East Loddon's next gen add their own touch

East Loddon's next gen add their own touch

Business Profiles
NEXT GENERATION: Marcus and Tom Hooke took over the East Loddon Merino stud from their parents five years ago.

NEXT GENERATION: Marcus and Tom Hooke took over the East Loddon Merino stud from their parents five years ago.

Aa

Five years ago Tom and Marcus Hooke took over the East Loddon Merino stud from their parents and stud founders Bill and Diane Hooke.

Aa

BUSINESS PROFILE

Five years ago Tom and Marcus Hooke took over the East Loddon Merino stud from their parents and stud founders Bill and Diane Hooke.

While the foundations of the Wanganella, NSW, stud remain the same, the brothers have added their own touch, by incorporating additional priorities into the operation.

One of those is the use of Australian Sheep Breeding Values, which they use alongside strict visual assessments.

Tom Hooke said the combination of objective measurements and visual selection allowed them to breed an SRS Merino, which was wrinkle free, with free growing wool and high muscle, fat and growth rates.

He said the stud was proud to be non-mulesed, a move they made 15 years ago.

It wasn't until more recently that the commercial side of the operation moved over, but it was a move they were keen to make to sustain their futures in the industry.

"We see it as the right thing to do and the right way to move forward," he said.

"Marcus and I are still in our early 30s and we want to be in the game for a while.

"We're simply listening to the end consumer to ensure the best market opportunities, and that means non-mulesed."

He said they had observed an eagerness from other producers to eliminate mulesing, and he was pleased to be able to offer genetics that would help producers do so.

"We're getting some new clients just because they want to go mules free," he said.

"We also know not everyone's in a rush for that, but it doesn't hurt to have the option developing."

Mr Hooke said they run their commercial operation side by side with their stud business.

They run about 10,000 commercial ewes, and have 1000 in the stud.

"We try to treat our sheep the same, we make the stud sheep prove themselves just like the commercials," he said.

The stud ticked off a big achievement last year - successfully conducting their first on-property sale.
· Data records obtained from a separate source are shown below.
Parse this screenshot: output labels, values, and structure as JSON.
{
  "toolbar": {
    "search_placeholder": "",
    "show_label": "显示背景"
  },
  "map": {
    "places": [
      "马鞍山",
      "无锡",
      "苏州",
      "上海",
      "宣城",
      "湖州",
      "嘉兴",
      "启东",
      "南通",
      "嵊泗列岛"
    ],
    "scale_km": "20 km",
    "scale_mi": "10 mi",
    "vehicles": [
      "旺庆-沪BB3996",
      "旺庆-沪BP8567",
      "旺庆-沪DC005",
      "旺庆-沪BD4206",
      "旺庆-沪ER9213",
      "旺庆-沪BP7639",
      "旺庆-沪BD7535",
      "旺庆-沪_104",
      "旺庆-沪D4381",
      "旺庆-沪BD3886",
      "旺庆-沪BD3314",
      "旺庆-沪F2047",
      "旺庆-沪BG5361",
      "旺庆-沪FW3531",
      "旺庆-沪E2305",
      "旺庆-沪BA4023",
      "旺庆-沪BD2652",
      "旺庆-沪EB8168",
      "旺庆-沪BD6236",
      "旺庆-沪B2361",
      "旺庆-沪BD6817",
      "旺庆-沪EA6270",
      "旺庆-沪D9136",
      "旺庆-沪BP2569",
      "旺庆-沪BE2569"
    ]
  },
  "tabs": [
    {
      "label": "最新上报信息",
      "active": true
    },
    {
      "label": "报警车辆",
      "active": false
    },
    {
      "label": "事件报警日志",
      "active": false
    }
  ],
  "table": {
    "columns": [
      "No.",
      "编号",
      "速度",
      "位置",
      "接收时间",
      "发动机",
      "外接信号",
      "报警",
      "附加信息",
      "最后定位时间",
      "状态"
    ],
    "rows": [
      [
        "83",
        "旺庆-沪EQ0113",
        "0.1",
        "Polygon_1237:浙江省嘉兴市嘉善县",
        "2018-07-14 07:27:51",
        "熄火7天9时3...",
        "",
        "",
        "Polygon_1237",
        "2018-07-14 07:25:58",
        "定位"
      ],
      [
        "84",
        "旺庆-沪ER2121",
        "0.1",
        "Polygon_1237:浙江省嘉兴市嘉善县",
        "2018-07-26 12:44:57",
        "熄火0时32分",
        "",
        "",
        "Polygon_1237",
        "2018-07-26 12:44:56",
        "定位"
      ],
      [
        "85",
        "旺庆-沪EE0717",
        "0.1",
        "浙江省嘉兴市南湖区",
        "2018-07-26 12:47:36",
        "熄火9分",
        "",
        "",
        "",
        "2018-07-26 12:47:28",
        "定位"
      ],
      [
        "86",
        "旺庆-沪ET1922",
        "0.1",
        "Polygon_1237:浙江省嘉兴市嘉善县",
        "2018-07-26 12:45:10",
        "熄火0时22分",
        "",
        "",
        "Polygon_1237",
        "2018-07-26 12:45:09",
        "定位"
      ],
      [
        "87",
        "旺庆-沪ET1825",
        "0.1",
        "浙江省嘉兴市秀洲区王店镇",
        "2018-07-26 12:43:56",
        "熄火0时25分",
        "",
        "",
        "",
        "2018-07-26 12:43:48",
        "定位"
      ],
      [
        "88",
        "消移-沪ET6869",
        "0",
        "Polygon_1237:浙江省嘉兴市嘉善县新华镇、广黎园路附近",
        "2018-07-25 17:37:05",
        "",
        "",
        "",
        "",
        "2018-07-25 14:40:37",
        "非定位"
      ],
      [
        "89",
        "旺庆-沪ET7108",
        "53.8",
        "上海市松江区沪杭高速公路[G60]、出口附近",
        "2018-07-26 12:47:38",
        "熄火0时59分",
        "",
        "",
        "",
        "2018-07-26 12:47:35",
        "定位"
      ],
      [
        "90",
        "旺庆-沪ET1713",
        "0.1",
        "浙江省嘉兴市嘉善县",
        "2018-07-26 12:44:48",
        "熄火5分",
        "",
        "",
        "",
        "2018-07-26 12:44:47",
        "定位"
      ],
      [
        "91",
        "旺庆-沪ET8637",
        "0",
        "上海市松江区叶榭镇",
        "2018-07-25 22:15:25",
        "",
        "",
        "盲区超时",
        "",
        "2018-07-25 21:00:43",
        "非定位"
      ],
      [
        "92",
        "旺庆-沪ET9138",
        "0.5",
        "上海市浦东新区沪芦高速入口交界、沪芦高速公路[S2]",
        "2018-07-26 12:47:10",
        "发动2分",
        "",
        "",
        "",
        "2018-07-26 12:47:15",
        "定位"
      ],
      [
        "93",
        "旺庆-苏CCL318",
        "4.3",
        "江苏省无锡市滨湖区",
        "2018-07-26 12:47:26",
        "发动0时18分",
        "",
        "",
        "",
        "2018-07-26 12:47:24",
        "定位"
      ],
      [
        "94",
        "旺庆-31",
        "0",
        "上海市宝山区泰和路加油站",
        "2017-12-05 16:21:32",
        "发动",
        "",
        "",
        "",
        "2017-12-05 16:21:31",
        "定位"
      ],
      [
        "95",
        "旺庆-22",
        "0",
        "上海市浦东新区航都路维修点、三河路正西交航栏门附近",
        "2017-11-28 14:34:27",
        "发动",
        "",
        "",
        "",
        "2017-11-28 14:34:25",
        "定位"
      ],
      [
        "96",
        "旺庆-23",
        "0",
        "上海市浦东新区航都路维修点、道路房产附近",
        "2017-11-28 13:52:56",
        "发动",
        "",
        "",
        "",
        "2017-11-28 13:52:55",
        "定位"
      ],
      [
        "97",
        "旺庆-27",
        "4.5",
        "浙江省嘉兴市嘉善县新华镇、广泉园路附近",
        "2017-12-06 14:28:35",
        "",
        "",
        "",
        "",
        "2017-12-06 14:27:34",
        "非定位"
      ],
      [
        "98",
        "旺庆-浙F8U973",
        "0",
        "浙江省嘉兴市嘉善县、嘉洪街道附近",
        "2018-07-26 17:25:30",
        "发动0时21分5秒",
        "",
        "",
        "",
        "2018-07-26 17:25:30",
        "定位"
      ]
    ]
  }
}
And they "couldn't have been happier" with how it went.

"We offered 60 rams and sold 57, with an average of $1950 [a head]," he said.

Mr Hooke credited the success of the sale to having a product that was very much in demand.

"We have a very strict breeding program and direction and it was pleasing to see that that lines up with what others are looking for," he said.

Mr Hooke said they had had an early start to the season, which was a nice change and a huge relief.

"Everything's in good condition; we're lambing now, we haven't marked yet but we had a fantastic joining, and expecting good survival rates," he said.

He was particularly excited about the progeny of a ram they had bred themselves and sold plenty of semen in - 180062.

They had used him, along with others, in an extensive artificial insemination and embryo transfer program.

"He's got the best breeding values that we're striving for and the phenotypical attributes to match," he said.

The stud will conduct a ram sale on September 7, with 60-70 rams to be offered.

The story East Loddon's next gen add their own touch first appeared on The Land.

Aa

From the front page

Sponsored by